Where do Desert Turtles / Tortoises live?  The Desert Tortoise  lives in the Mojave and Sonoran deserts of southeastern California, southern Nevada, south Tucson, Arizona into Mexico.  The Desert tortoise is more active in summer and seeks shade under large rocks and boulders.

tortoise can go over a year without drinking water. One of its defense mechanisms when picked up or disturbed is to release the contents of its bladder, which can deplete its water supply and can cause harm or death for the tortoise during a drought. Is it ok to pick up a tortoise?  NO.  The tortoise releases its bladder, (water storage).  DO NOT PICK UP TORTOISES.  Exception, if it is going to be hit by a car…

arizona turtle tortoise
Arizona Desert Tortoise

The Desert Tortoise is an herbivore that will reach 9 to 15 inches in upper shell length (carapace).   A carapace is a dorsal (upper) section of the shell or exoskeleton.  In turtles and tortoises, the belly or underside is called the plastron.

The Tortoise shell is used as protection against predators.  In certain species there is a hinge between the abdominal and pectoral scutes allowing the turtle to almost completely enclose itself.

Desert Tortoises like to eat Creosote bush, burrobush, mojave yucca and blackbrush.

desert tortoise
a neighborhood desert tortoise

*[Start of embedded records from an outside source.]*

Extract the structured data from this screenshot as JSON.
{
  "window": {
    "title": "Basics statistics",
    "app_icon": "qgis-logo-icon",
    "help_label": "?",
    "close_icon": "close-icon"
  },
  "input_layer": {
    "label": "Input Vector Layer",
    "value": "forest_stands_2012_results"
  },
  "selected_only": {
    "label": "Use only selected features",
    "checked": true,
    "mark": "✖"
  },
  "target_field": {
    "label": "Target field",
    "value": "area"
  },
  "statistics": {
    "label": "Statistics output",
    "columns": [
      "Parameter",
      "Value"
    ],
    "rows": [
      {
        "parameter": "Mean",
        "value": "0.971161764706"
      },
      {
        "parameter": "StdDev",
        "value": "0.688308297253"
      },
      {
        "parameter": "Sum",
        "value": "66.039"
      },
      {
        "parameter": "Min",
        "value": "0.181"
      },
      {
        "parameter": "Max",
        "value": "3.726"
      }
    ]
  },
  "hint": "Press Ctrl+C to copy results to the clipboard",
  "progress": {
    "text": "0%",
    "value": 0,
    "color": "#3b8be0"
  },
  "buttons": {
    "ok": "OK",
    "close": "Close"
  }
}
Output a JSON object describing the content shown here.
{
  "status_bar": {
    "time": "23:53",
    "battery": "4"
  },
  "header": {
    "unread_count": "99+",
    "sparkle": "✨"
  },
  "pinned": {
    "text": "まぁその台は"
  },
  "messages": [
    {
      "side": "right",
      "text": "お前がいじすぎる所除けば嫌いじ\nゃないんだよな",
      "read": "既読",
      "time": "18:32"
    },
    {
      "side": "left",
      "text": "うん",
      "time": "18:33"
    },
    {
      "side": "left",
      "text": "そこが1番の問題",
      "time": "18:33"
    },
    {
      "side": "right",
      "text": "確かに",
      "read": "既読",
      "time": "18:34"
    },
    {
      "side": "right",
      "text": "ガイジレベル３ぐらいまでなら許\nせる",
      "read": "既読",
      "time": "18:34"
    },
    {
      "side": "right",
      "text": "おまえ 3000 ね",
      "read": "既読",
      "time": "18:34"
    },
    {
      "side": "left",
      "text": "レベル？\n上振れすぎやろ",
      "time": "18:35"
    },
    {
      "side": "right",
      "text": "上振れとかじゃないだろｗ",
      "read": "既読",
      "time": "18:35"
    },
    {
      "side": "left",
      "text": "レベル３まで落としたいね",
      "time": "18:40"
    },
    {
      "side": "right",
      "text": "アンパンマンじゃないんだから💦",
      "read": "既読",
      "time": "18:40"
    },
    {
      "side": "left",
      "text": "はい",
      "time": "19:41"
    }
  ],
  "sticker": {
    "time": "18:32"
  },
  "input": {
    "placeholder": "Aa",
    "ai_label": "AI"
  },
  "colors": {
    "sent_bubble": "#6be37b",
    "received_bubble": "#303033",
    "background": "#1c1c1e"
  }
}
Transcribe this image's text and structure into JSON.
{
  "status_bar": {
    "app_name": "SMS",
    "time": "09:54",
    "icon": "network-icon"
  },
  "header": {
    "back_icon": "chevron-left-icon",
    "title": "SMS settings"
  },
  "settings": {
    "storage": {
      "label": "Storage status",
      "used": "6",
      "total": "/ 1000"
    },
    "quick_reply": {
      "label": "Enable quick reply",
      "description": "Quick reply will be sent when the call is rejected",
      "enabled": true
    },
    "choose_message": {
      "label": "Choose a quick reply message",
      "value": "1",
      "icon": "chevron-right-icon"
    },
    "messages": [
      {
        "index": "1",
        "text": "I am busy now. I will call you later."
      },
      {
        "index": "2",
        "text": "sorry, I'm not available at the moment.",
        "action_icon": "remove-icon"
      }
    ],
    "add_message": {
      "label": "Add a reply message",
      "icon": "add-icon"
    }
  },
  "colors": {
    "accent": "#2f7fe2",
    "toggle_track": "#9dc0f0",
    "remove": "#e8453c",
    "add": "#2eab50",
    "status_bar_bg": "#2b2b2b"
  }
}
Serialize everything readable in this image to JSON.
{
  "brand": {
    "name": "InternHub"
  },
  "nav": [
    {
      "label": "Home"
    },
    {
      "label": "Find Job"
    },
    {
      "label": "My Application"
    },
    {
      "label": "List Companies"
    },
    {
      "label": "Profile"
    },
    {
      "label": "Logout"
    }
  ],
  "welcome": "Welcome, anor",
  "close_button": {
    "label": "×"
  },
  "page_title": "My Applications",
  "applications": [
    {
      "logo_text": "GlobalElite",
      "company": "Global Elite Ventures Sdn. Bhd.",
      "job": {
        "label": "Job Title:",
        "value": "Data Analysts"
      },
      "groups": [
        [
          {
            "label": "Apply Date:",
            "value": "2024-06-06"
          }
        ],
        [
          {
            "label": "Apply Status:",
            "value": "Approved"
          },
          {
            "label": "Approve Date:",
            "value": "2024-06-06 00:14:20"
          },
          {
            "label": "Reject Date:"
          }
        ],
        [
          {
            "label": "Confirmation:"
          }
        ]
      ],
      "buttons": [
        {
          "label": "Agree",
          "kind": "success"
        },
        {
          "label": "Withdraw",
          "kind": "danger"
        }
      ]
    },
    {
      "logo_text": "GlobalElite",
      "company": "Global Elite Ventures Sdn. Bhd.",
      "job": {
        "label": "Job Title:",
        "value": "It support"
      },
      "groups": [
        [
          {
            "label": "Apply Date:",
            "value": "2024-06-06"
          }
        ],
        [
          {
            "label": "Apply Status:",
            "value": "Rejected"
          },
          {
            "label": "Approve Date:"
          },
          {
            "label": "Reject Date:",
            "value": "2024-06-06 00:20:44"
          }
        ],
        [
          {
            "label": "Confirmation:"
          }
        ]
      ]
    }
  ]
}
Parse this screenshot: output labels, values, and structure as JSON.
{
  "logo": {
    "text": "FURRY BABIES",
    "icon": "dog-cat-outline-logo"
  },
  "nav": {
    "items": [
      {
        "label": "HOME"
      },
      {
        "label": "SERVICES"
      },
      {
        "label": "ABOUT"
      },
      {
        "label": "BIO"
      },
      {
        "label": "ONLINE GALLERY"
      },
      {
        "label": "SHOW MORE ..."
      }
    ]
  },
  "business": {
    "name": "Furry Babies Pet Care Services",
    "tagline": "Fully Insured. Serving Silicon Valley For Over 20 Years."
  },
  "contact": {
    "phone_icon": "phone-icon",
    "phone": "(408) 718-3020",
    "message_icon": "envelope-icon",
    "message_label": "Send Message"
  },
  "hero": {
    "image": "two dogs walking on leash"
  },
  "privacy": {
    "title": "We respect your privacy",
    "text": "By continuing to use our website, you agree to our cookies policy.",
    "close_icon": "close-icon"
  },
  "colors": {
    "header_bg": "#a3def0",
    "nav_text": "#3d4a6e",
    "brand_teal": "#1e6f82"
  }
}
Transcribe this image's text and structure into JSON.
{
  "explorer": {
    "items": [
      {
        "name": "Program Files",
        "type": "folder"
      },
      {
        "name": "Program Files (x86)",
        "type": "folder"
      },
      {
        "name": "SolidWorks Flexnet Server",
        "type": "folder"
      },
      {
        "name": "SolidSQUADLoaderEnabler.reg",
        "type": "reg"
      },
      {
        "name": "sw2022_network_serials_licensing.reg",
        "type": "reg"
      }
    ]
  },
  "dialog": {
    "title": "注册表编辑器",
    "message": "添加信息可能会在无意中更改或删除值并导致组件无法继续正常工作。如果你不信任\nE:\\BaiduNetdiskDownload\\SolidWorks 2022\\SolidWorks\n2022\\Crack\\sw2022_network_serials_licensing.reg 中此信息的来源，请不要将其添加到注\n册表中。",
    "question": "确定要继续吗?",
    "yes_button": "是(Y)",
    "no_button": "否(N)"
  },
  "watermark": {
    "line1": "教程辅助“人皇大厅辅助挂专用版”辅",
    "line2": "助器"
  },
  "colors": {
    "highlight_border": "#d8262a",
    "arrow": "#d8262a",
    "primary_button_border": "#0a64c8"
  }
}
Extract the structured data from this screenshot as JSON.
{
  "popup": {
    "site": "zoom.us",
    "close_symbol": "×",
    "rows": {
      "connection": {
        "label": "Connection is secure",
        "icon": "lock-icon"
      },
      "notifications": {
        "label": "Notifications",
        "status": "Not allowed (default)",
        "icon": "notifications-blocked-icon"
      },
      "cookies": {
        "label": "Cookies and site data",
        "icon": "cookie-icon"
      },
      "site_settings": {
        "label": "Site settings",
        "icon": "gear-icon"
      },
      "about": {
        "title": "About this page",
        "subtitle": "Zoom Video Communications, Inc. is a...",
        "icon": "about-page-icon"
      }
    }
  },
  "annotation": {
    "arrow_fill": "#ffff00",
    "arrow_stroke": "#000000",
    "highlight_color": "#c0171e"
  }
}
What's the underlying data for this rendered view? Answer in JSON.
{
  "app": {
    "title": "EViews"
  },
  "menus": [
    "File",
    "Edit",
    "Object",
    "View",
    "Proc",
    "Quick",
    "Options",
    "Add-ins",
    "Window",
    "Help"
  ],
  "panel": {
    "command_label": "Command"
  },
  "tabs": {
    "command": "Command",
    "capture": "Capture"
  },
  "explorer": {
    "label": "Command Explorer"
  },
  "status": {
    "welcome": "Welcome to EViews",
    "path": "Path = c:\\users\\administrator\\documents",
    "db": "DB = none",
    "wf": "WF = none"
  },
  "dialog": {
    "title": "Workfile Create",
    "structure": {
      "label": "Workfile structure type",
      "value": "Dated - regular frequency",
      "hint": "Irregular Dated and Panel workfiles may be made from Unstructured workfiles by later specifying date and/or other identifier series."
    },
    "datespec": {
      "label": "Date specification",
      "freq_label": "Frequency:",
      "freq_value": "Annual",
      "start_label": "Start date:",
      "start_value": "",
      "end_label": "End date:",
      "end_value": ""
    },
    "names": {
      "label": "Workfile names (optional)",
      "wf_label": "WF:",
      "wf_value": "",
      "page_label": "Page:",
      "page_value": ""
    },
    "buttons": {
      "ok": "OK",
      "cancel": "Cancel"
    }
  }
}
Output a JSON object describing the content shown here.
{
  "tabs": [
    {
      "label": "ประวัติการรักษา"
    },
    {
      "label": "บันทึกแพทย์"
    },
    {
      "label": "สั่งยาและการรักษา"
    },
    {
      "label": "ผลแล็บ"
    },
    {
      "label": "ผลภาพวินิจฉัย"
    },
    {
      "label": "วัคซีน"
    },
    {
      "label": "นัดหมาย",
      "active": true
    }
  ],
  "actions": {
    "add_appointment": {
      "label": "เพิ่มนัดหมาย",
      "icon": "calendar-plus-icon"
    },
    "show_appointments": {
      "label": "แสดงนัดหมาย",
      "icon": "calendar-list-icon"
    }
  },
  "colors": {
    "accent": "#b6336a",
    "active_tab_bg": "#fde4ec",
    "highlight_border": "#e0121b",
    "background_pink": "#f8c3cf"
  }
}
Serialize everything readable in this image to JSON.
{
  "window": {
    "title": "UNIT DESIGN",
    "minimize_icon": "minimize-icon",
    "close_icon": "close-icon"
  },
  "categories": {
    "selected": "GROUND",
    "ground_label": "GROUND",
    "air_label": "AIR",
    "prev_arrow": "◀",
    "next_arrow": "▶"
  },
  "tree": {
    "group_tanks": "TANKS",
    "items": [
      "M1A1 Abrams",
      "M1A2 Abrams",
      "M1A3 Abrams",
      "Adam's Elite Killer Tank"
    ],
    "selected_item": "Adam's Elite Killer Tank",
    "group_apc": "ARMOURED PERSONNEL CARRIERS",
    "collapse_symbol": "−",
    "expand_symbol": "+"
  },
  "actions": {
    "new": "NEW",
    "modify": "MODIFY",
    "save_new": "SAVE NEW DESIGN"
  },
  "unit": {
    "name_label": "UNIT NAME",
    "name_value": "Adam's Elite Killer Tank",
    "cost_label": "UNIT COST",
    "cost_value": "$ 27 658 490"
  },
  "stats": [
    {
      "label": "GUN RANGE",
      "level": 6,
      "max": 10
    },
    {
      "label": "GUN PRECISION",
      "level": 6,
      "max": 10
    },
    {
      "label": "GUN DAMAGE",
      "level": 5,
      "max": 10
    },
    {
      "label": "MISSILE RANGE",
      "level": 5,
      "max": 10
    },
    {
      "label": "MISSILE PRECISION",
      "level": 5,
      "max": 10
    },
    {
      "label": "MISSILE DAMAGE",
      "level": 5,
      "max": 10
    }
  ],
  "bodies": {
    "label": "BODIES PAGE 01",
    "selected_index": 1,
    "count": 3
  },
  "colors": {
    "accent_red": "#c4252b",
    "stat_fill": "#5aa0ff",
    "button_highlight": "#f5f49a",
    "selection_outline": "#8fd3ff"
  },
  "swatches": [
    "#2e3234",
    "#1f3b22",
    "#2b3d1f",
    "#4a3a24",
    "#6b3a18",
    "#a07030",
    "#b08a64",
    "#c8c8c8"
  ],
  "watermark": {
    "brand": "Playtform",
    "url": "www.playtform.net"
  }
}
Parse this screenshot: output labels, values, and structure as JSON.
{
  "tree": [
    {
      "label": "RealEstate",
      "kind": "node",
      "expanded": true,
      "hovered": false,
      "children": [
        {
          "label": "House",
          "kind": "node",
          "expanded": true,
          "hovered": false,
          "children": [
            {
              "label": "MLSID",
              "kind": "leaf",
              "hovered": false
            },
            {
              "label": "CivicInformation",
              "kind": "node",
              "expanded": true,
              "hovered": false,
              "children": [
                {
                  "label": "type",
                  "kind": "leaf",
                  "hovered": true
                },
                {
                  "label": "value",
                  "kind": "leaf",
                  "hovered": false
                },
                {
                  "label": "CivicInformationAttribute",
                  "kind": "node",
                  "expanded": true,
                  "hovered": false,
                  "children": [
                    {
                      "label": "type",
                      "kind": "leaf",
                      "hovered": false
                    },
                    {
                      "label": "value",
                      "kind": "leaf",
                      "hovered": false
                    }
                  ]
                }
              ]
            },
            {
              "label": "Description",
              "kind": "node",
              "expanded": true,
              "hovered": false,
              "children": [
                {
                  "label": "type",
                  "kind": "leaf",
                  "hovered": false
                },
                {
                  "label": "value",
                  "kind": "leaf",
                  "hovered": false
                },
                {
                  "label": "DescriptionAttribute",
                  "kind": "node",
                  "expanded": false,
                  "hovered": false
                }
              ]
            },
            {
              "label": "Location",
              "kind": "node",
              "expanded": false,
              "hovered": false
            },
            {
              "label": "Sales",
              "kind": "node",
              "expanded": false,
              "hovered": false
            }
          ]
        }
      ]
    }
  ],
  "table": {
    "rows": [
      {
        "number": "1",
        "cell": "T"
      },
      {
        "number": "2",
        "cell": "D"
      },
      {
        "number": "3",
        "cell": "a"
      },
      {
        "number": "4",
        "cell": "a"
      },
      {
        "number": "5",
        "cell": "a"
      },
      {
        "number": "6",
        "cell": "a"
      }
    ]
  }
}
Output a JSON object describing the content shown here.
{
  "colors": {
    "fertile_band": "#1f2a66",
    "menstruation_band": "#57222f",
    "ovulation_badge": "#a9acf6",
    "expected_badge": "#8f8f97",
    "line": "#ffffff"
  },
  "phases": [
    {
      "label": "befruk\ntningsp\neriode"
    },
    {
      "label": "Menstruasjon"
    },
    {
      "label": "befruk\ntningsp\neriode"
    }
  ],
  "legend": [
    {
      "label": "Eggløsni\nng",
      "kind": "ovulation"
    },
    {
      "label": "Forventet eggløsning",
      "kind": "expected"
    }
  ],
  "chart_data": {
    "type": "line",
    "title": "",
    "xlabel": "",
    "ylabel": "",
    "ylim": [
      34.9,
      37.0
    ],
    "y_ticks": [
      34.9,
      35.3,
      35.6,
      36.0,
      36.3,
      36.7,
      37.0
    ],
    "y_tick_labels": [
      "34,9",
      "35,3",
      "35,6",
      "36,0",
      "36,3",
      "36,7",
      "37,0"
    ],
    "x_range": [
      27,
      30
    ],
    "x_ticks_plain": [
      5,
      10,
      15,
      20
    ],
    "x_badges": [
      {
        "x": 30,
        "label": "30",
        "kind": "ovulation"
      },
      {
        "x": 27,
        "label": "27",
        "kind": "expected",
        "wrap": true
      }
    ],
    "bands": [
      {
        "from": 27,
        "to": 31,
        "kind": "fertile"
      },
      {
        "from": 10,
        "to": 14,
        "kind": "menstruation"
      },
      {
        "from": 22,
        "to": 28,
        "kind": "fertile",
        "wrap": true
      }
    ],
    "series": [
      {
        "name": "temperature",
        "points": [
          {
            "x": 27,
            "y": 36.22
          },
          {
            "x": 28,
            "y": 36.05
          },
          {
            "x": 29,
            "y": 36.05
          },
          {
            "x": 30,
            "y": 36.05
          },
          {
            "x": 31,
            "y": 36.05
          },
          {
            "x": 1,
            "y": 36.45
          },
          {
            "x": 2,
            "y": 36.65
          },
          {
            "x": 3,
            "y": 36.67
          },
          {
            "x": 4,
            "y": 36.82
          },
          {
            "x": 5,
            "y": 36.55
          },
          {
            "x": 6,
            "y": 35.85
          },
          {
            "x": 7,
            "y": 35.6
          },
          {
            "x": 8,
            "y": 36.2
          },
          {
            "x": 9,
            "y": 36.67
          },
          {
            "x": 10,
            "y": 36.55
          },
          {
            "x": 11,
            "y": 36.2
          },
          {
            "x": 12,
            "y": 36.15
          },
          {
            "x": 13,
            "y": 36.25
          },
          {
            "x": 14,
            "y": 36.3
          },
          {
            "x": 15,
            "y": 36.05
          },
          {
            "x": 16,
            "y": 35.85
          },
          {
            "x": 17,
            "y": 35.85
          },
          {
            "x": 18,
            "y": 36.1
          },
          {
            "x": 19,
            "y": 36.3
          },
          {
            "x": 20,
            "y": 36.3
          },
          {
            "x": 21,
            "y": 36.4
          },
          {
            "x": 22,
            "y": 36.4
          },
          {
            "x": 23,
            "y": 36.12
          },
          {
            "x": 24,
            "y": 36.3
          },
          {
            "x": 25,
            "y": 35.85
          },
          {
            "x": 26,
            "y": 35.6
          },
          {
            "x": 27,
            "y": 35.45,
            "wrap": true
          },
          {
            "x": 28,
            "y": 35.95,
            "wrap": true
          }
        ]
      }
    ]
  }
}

In this picture above is one of the 3 desert tortoises that live by our home in southern Arizona, outside of Tucson.  Our tortoise buddy must have been in a battle with a predator and lost its right foot.  This Tortoise is still going strong and I look for him every summer.  I call him “Stumpy”.

Desert Tortoise
Arizona Desert Tortoise / Turtle – protected

Breeding captive tortoises is discouraged because of the number of young tortoises already available for adoption. Occasionally, an adult female tortoise may lay eggs in a backyard that results in tortoise hatchlings.   It is important that Tortoise hatchlings, babies are kept outside, so that their shell and bone development can benefit from sunlight.

Do tortoises swim?  NO, tortoises do not have web feet and cannot swim!

tucson tortoise turtle
Stumpy the tortoise eating

A desert Tortoise can live up to a 100 years old.

Arizona Game and Fish Department’s TURTLE PROJECT works to manage and conserve all six species of turtles/tortoises.  See the link below.

http://www.azgfd.gov/w_c/turtlemanagement.shtml

They receive hundreds of young and adult Tortoises that have been displaced due to construction or raised in captivity.  The TURTLE PROJECT has Tortoises available for adoption.